In the entries below, find each line bearing the string "flag" and copy it.

[DATA SUPPLIED — start]

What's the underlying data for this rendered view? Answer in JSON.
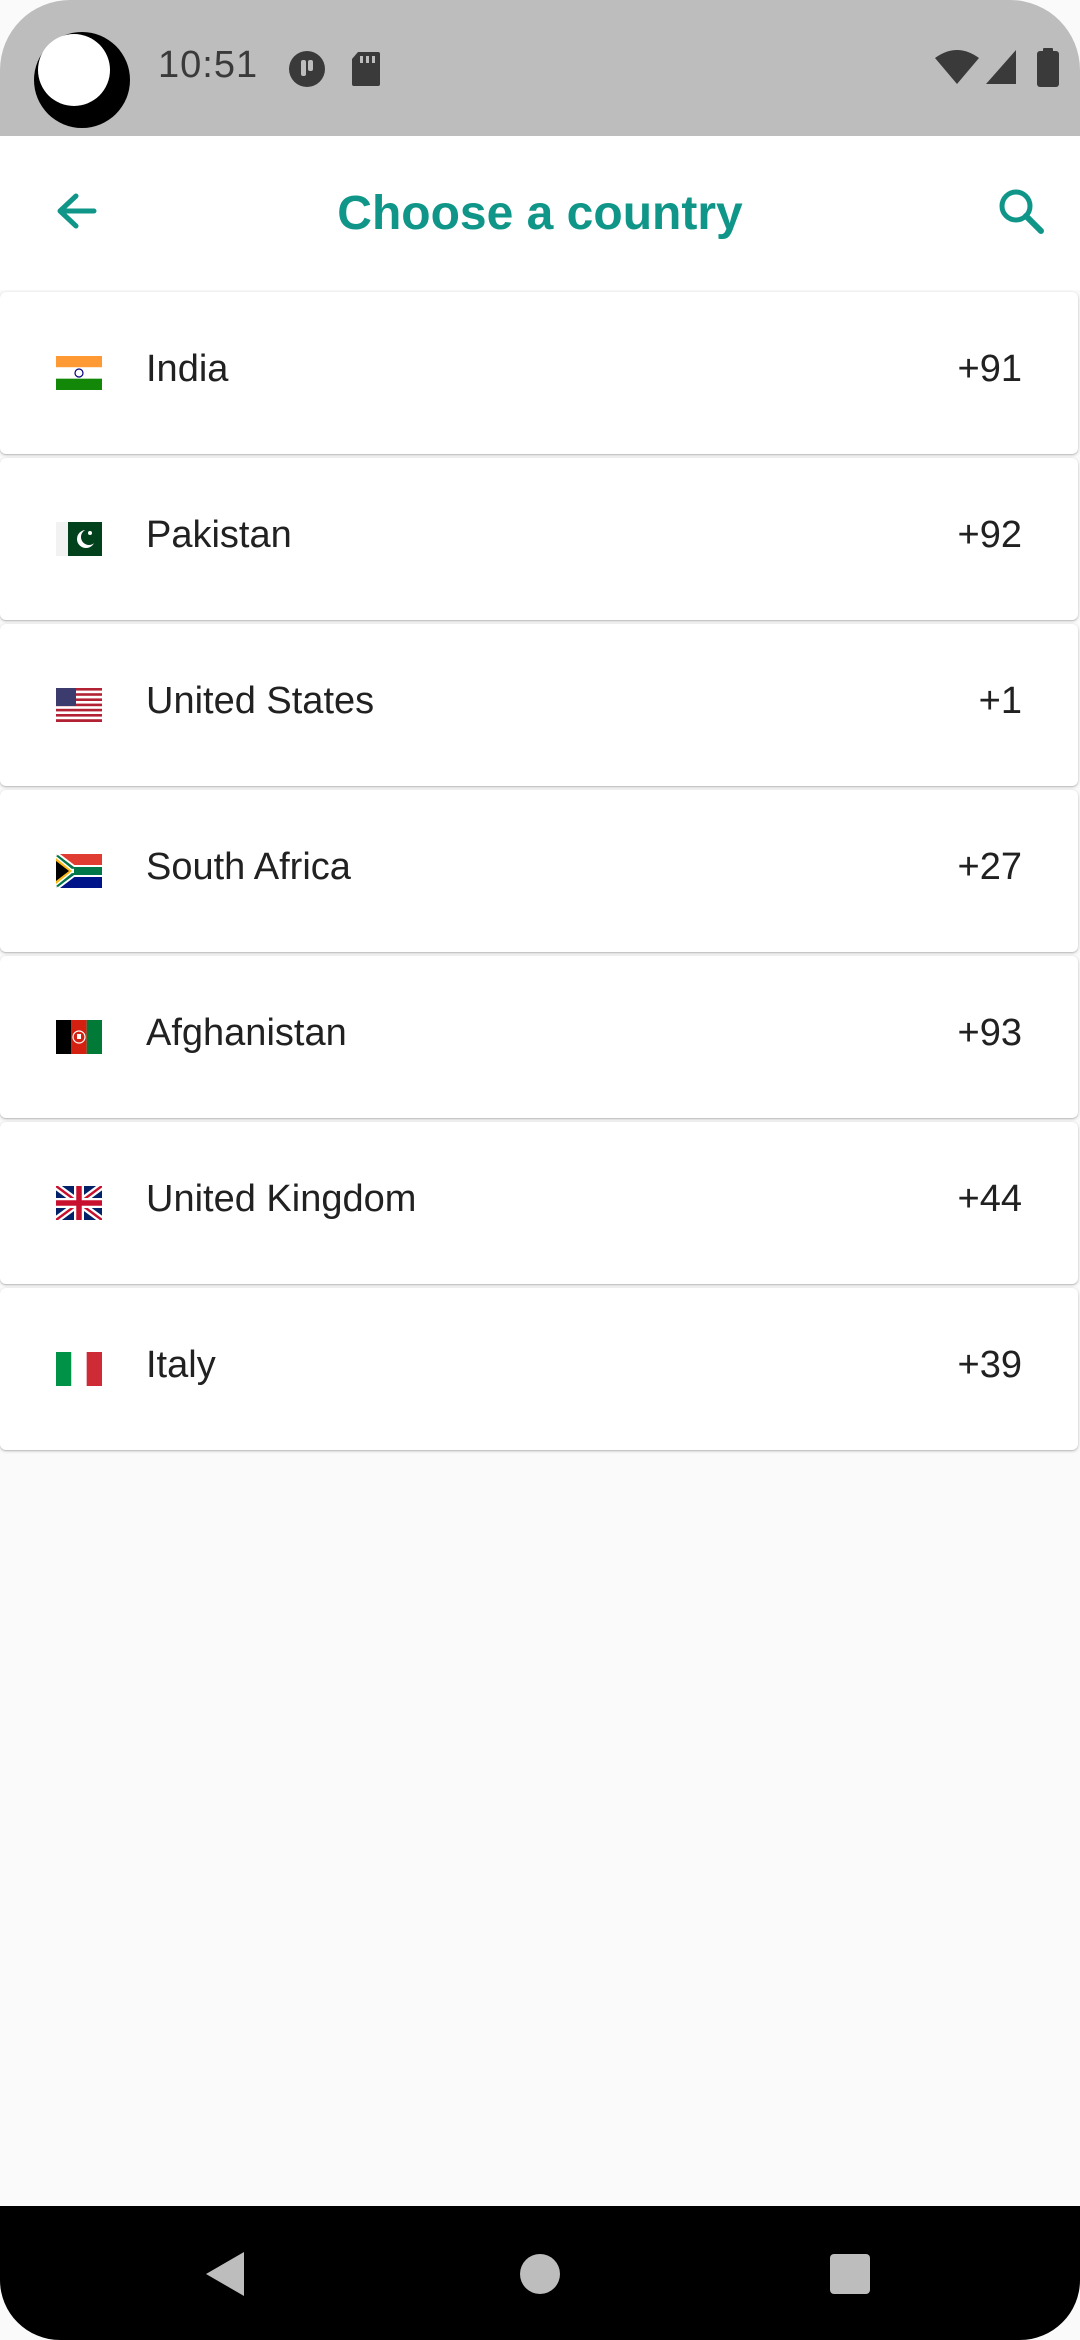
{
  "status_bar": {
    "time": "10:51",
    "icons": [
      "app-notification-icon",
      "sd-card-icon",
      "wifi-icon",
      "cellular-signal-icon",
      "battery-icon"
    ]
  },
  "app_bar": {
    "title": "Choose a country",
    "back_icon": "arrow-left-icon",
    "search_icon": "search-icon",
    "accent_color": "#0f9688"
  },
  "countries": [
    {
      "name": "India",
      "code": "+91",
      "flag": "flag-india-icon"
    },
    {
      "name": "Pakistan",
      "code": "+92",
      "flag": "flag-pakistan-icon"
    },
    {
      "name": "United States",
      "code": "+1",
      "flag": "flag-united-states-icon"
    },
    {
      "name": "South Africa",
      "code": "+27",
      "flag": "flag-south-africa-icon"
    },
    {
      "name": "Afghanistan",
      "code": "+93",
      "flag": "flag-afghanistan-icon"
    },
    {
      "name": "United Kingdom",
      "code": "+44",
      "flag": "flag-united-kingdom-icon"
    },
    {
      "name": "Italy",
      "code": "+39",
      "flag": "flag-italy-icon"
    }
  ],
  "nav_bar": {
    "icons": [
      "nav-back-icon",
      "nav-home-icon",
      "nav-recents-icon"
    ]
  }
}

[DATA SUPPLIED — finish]

OUTPUT OF THE EXERCISE:
      "flag": "flag-india-icon"
      "flag": "flag-pakistan-icon"
      "flag": "flag-united-states-icon"
      "flag": "flag-south-africa-icon"
      "flag": "flag-afghanistan-icon"
      "flag": "flag-united-kingdom-icon"
      "flag": "flag-italy-icon"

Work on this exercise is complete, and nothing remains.